Records supplied:
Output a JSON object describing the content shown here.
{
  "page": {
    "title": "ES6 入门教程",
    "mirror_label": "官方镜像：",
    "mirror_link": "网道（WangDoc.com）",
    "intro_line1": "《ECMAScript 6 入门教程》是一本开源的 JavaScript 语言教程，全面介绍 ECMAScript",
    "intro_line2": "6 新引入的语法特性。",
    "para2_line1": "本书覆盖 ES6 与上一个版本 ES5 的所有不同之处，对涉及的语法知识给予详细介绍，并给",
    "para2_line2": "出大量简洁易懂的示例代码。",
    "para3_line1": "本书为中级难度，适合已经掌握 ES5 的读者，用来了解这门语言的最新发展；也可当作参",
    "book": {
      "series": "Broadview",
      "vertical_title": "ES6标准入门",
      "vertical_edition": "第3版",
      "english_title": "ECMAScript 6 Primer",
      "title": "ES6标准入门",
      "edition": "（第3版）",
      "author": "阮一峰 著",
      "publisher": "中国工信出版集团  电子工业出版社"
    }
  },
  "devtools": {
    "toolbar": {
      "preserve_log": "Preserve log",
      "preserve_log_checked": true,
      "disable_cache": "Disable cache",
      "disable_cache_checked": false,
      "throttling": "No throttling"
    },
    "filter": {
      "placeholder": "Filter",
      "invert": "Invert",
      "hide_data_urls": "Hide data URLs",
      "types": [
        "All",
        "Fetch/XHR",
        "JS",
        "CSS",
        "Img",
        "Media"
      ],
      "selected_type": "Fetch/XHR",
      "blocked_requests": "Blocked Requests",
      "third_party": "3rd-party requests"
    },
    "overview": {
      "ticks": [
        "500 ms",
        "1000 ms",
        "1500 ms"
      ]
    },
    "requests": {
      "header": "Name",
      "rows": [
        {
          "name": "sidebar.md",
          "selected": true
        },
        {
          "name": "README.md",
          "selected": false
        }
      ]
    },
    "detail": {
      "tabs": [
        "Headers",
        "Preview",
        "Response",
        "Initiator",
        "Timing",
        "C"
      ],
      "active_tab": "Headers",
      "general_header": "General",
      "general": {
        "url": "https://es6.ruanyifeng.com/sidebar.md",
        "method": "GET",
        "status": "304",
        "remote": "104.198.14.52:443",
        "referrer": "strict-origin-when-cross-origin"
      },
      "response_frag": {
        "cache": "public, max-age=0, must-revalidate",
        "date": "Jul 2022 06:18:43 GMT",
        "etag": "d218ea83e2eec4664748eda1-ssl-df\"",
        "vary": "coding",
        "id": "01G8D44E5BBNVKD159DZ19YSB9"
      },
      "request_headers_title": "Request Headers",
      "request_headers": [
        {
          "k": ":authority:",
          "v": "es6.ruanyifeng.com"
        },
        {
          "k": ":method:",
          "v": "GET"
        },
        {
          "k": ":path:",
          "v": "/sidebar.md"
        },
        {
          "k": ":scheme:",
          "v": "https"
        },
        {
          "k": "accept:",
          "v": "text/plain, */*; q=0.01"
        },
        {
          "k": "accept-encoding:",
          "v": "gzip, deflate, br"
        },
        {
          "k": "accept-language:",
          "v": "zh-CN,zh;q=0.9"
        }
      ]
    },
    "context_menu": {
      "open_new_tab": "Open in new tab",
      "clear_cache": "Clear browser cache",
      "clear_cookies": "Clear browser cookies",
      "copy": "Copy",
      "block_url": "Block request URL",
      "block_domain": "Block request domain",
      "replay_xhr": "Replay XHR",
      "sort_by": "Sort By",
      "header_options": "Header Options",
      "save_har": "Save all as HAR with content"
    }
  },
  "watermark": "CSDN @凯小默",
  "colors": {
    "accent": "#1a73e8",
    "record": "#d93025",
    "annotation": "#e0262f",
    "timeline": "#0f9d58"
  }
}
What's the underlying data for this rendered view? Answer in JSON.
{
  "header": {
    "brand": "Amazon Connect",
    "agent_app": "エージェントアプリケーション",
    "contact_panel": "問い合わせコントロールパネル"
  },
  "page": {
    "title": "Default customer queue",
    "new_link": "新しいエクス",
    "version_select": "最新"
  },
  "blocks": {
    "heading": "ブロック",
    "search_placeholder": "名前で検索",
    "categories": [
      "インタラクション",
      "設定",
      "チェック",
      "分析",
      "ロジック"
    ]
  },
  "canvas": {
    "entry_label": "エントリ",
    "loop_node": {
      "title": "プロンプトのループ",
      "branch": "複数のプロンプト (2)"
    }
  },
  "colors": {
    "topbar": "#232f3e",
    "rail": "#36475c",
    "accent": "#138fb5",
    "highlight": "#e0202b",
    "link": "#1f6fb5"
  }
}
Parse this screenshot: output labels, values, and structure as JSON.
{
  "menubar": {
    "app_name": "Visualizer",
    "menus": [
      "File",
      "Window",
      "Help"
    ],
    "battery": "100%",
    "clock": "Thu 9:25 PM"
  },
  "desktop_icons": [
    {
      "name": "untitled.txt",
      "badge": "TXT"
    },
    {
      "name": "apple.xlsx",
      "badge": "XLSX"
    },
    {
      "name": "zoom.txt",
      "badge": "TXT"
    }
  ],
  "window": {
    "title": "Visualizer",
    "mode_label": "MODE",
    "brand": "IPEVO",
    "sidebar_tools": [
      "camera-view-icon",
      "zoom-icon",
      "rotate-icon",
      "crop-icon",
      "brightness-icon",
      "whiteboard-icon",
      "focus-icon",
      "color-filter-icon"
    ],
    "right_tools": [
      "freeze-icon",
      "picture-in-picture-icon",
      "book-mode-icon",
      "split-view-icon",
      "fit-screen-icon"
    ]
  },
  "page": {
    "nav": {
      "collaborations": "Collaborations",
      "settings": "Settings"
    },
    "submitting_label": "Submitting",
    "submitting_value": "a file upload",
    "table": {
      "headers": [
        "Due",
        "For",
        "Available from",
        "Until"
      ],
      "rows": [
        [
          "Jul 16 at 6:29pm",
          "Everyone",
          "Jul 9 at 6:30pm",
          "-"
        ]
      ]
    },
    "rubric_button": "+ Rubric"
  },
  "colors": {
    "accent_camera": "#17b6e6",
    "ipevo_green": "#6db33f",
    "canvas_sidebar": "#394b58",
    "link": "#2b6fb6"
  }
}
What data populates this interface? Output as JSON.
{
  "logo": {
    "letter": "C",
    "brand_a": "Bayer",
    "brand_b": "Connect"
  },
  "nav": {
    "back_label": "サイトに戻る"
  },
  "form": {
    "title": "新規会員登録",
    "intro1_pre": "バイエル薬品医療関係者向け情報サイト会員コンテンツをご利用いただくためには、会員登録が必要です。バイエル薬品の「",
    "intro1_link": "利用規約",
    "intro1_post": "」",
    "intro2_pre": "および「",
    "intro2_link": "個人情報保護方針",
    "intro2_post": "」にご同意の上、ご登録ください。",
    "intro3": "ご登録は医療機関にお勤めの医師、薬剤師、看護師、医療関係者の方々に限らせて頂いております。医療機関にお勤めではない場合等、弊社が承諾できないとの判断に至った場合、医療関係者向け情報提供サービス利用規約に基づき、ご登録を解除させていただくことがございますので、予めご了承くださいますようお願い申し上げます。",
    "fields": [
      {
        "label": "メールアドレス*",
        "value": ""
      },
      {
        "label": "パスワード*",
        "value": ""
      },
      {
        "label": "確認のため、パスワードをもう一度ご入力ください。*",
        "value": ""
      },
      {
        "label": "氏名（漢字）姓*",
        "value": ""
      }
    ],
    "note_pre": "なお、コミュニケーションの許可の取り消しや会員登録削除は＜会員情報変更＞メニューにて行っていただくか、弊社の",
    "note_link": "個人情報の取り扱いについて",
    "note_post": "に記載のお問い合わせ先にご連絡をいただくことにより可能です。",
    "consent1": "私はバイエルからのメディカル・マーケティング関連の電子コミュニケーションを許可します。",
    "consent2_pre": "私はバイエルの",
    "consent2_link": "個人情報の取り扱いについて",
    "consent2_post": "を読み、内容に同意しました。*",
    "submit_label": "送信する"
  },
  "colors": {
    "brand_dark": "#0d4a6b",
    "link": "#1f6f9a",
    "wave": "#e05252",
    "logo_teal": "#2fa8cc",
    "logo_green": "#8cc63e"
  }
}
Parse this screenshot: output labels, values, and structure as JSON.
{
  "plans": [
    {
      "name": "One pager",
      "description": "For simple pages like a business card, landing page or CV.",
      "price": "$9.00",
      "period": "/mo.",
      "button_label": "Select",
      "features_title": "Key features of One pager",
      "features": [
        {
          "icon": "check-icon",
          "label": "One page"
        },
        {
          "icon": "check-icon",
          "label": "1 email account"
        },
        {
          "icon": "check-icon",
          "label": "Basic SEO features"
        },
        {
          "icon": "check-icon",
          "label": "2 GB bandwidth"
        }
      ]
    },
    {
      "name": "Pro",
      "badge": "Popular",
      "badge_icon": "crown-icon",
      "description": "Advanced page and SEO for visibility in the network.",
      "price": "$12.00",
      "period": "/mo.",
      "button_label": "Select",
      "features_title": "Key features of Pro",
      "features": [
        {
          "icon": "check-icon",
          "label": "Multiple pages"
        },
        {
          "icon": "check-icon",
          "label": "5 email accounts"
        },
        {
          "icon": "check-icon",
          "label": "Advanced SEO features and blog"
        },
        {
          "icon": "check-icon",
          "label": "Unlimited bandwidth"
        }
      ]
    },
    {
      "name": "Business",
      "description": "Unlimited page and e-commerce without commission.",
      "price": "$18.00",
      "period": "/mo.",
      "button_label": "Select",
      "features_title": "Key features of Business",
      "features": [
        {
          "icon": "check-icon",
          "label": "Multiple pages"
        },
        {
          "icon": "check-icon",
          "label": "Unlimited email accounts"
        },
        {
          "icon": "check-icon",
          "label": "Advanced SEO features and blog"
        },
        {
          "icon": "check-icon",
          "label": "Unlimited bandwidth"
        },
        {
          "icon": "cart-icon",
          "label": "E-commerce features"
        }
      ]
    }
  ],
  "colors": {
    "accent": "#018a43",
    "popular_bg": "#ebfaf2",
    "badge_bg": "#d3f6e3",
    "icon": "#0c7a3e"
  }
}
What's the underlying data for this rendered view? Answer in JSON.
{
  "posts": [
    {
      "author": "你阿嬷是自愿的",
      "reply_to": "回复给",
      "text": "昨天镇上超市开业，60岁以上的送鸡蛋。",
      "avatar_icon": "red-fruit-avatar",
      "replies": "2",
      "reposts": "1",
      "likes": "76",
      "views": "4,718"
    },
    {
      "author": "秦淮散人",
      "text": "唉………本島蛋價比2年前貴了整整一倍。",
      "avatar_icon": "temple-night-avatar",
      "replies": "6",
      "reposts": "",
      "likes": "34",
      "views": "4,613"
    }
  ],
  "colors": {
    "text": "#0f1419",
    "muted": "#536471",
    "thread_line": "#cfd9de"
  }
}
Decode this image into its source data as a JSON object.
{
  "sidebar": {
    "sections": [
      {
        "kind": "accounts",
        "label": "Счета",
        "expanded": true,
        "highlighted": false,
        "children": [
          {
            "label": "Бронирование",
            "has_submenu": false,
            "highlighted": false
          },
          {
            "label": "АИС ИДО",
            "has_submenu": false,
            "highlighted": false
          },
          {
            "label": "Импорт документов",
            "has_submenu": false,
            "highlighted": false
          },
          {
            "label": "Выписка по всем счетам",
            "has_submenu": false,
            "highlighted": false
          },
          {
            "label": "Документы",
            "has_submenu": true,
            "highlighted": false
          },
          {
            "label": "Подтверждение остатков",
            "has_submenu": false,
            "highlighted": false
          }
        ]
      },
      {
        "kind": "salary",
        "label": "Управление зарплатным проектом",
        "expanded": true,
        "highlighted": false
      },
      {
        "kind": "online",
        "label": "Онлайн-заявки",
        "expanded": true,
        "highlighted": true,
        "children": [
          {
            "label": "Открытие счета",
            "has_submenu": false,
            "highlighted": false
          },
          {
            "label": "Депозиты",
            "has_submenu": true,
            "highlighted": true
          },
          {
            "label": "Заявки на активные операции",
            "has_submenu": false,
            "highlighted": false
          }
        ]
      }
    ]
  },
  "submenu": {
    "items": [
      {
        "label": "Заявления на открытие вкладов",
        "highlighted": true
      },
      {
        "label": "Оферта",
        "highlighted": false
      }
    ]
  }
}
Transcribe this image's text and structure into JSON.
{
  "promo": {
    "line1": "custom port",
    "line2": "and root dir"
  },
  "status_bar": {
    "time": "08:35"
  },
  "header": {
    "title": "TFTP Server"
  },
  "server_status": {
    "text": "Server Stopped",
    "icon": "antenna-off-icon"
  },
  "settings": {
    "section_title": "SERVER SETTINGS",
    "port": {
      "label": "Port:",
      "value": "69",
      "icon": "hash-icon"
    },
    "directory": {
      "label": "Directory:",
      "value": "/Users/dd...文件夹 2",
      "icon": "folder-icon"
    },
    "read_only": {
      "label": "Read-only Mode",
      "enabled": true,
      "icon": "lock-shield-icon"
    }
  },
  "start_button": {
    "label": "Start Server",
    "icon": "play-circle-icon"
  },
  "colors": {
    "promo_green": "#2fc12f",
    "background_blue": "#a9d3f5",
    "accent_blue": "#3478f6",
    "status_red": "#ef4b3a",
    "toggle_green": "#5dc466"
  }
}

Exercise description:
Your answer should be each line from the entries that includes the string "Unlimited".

Answer below:
          "label": "Unlimited bandwidth"
      "description": "Unlimited page and e-commerce without commission.",
          "label": "Unlimited email accounts"
          "label": "Unlimited bandwidth"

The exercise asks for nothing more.